with essays by Nicole Rudick of ARTFORUM magazine, NYC
and German critic Cornelia Kleyboldt of Munich
an artist's statement and
images of 22 paintings from the series of 48.
translated into German and English
from the catalogue essay by Nicole Rudick...
The young women who peer out from Rene Lynch's "Gaze" paintings are meant to be looked at. The canvases are installed at eye level at regular intervals in a single gallery, setting a leisurely pace for inspection and allowing viewers to scrutinize the visages of girls who span the breadth of adolescence. These women, however, stare back.

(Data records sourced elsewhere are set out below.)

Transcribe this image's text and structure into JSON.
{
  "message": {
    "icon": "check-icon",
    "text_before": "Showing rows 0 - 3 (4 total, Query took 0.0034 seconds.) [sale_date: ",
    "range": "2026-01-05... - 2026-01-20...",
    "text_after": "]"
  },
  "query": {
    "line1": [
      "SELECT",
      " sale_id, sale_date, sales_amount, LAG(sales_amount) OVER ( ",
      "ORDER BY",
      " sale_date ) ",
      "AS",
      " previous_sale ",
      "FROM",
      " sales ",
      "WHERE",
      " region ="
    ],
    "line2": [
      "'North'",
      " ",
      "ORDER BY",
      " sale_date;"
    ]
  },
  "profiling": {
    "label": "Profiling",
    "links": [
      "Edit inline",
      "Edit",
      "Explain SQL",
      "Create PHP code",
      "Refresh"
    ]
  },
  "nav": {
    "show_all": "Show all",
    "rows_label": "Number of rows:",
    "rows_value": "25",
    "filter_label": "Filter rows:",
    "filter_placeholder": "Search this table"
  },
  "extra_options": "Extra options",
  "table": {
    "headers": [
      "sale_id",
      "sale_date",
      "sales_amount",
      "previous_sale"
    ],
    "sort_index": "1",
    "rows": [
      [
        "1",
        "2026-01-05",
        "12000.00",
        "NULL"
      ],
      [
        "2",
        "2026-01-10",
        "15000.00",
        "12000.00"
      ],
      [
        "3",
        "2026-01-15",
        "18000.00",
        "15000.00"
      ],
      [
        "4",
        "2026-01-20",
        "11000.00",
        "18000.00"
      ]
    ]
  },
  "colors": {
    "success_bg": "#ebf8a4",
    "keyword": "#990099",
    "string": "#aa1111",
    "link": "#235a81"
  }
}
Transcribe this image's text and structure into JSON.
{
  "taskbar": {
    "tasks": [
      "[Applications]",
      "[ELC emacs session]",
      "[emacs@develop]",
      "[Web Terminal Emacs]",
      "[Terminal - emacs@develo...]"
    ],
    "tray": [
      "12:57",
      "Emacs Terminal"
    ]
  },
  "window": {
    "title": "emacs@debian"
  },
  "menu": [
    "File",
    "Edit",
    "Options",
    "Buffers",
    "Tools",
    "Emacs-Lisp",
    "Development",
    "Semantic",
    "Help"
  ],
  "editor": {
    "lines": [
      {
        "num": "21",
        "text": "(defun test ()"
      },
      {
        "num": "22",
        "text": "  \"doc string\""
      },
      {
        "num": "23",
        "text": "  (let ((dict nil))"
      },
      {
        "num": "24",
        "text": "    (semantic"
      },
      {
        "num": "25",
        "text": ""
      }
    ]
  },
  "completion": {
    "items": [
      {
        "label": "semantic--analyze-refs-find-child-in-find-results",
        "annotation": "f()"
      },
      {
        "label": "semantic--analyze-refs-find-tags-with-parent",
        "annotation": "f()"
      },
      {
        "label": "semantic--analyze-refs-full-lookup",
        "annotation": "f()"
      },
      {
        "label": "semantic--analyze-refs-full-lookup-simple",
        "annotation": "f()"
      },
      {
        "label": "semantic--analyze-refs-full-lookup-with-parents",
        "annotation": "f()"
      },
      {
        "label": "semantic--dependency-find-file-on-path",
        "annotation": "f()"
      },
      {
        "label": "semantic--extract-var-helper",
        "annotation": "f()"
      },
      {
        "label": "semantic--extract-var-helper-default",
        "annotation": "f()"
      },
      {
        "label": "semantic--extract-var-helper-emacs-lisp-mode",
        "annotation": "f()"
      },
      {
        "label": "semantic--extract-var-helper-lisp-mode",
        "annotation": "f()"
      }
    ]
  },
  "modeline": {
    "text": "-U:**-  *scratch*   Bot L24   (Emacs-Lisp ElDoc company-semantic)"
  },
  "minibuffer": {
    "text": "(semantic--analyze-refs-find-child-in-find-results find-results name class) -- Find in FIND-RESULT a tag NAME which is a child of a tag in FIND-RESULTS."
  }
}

Situated at the cusp of adulthood, the subjects of Lynch's series are charged with a double function. On the surface, they appear to correspond to our expectations: As newly sexual women, they are social objects to be desired and manipulated. (Lynch, in fact, appropriates fragments of her images from media such as fashion advertisements and women's magazines.) These superficial representations, however, quickly reveal themselves as descriptions of conscious persons. Each woman looks out from her canvas; this direct engagement with the viewer defies one-sided observation and indicates the formation of subjecthood—each can experience multiple attitudes, judgments, and aesthetic opinions. This is borne out by the variety of their facial expressions and poses: One girl angles her head to the side, lips slightly open; another tilts her chin upward and gazes out of the corners of her eyes; a third grins squarely out of the picture plane.
Yet the viewer's desire to decode these faces, to know something of the meanings behind their expressions, is complicated by the fundamental austerity of the works. In reading the paintings, one notices that they are not tied to a particular historical era: The women's clothing cannot be seen, and they wear no jewelry; their hairstyles likewise provide no indication of periodicity. On further examination, each painting appears "blank" in terms of context. Lynch provides no clues as to identity, background, or even precise emotional state. Though we can choose to interpret distrust, vulnerability, confidence, seduction, wistfulness, and so on, none of the faces offer to support these claims. In fact, two viewers may not see the same emotion in a single canvas. What we see in their expressions, then, relies as much on our own inclinations as it does on the artist's intention or power of suggestion.
In addition to the communication between subject and viewer, the rhythm of the installation—both the pauses between canvases and the accumulated effect of so many attentive eyes—implies a sense of movement within the paintings, as though each captures a passing instant. In Gaze (Furrow), a young girl's face is creased with a tense look of consternation or annoyance that seems incapable of lasting beyond a moment. In Gaze (Curl), a slip of hair seems only just to have fallen from its place tucked behind the young woman's ear. This carefully articulated idea of stilled action is doubly impressive for its expression only through facial features. Not only does Lynch bypass the bodily form (and thus also its loaded connotations) by omitting it from the space of her paintings, but in doing so she enforces a focused confrontation with women who seem capable of responding in kind. Rather than suggest that the paintings act as mirrors, reflecting the viewer's inner life, these works propose a mutual recognition between audience and subjects. Lynch wants to catch the viewer looking, substituting, if only for a moment, the environs of the gallery and the paintings therein for the viewer's social world.
Nicole Rudick, New York City, 2007 Assistant Editor; Artforum Magazine